Page and application data records
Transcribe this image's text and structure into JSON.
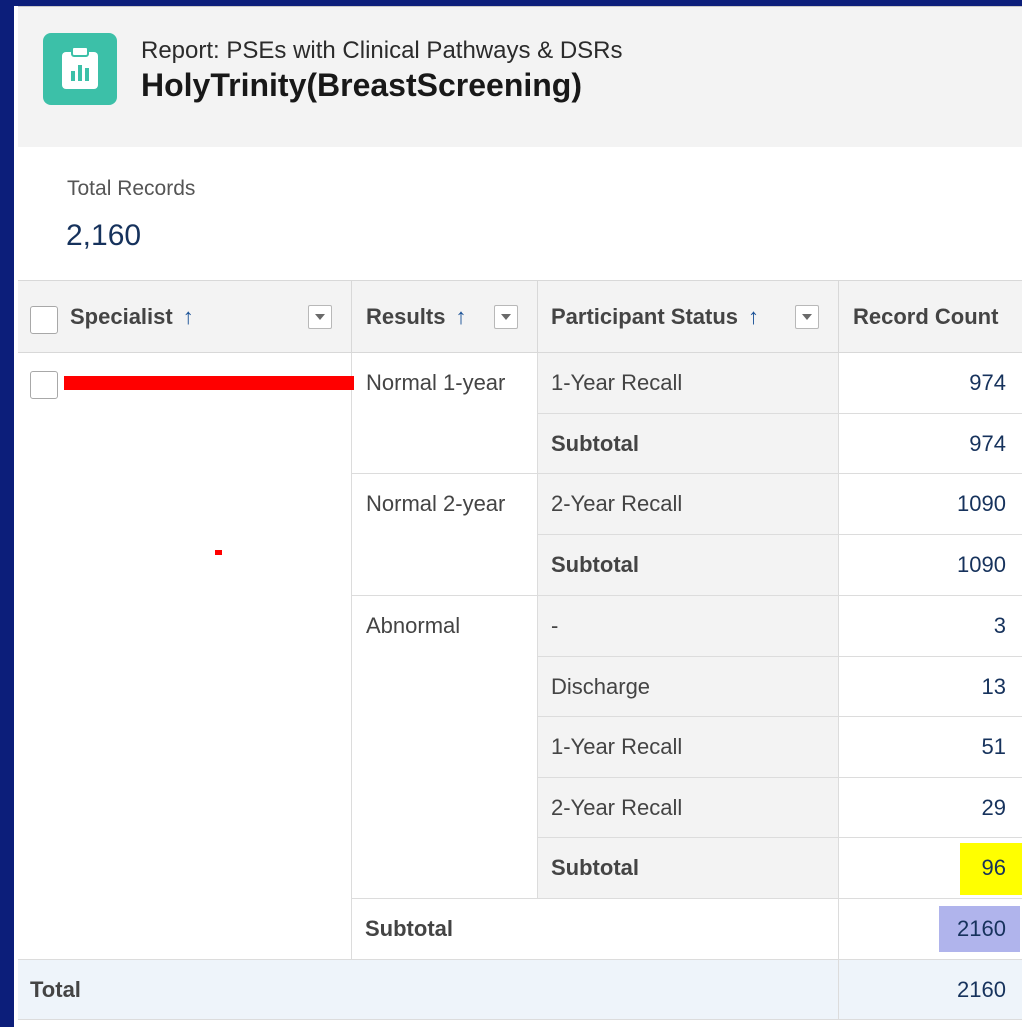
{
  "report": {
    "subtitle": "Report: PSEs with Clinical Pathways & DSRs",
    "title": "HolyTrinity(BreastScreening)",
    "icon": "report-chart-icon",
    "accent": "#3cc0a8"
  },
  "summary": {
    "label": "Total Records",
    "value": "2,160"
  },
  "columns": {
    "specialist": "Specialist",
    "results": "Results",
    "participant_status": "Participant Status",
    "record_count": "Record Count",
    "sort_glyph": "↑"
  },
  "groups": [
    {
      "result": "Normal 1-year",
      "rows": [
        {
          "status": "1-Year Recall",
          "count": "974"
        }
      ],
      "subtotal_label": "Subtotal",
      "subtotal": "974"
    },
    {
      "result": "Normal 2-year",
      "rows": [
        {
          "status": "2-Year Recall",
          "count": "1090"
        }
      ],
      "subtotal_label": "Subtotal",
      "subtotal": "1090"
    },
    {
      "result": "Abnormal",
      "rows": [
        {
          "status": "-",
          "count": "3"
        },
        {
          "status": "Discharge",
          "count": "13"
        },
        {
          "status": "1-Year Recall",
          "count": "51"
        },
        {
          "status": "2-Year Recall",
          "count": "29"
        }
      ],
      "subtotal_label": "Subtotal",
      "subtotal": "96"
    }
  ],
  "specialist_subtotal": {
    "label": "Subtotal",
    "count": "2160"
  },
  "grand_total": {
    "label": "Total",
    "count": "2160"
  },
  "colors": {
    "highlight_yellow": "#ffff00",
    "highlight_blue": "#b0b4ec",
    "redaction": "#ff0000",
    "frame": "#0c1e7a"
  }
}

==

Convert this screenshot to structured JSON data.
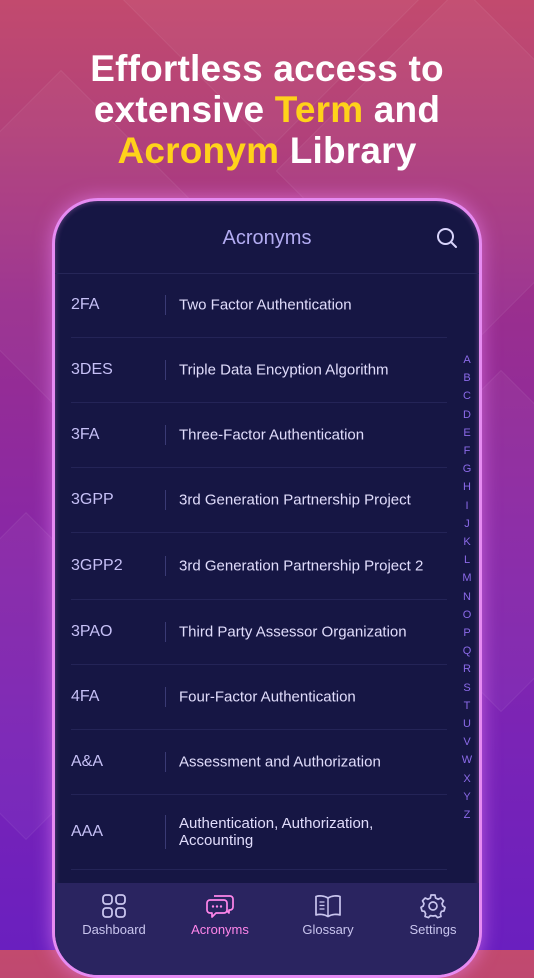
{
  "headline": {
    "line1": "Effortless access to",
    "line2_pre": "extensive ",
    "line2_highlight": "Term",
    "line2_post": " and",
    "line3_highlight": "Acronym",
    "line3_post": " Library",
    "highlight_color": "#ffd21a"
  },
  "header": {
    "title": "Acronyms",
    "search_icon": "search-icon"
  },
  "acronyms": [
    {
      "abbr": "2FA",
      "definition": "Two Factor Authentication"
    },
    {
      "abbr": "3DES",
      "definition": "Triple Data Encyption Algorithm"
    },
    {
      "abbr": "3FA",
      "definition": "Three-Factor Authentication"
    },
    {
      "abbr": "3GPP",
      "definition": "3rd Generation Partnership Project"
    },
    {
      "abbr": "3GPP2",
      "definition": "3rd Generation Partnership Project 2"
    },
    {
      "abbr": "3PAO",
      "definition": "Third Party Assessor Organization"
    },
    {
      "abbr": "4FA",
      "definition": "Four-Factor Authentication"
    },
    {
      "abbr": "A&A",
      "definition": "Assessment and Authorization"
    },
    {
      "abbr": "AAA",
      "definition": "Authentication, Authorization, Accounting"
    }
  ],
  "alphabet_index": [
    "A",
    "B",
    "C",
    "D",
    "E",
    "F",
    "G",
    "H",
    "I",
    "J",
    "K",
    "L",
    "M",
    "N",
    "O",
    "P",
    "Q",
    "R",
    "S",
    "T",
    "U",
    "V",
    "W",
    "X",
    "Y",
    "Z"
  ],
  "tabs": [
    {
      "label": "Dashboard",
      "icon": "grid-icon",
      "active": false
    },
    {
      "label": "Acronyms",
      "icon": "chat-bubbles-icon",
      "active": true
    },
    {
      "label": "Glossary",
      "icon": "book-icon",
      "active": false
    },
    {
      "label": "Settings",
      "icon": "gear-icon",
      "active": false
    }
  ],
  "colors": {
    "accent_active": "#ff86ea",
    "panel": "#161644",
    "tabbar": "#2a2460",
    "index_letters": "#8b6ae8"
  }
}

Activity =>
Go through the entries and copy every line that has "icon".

Answer =>
    "icon": "report-chart-icon",
    "search_icon": "search-icon"
      "icon": "grid-icon",
      "icon": "chat-bubbles-icon",
      "icon": "book-icon",
      "icon": "gear-icon",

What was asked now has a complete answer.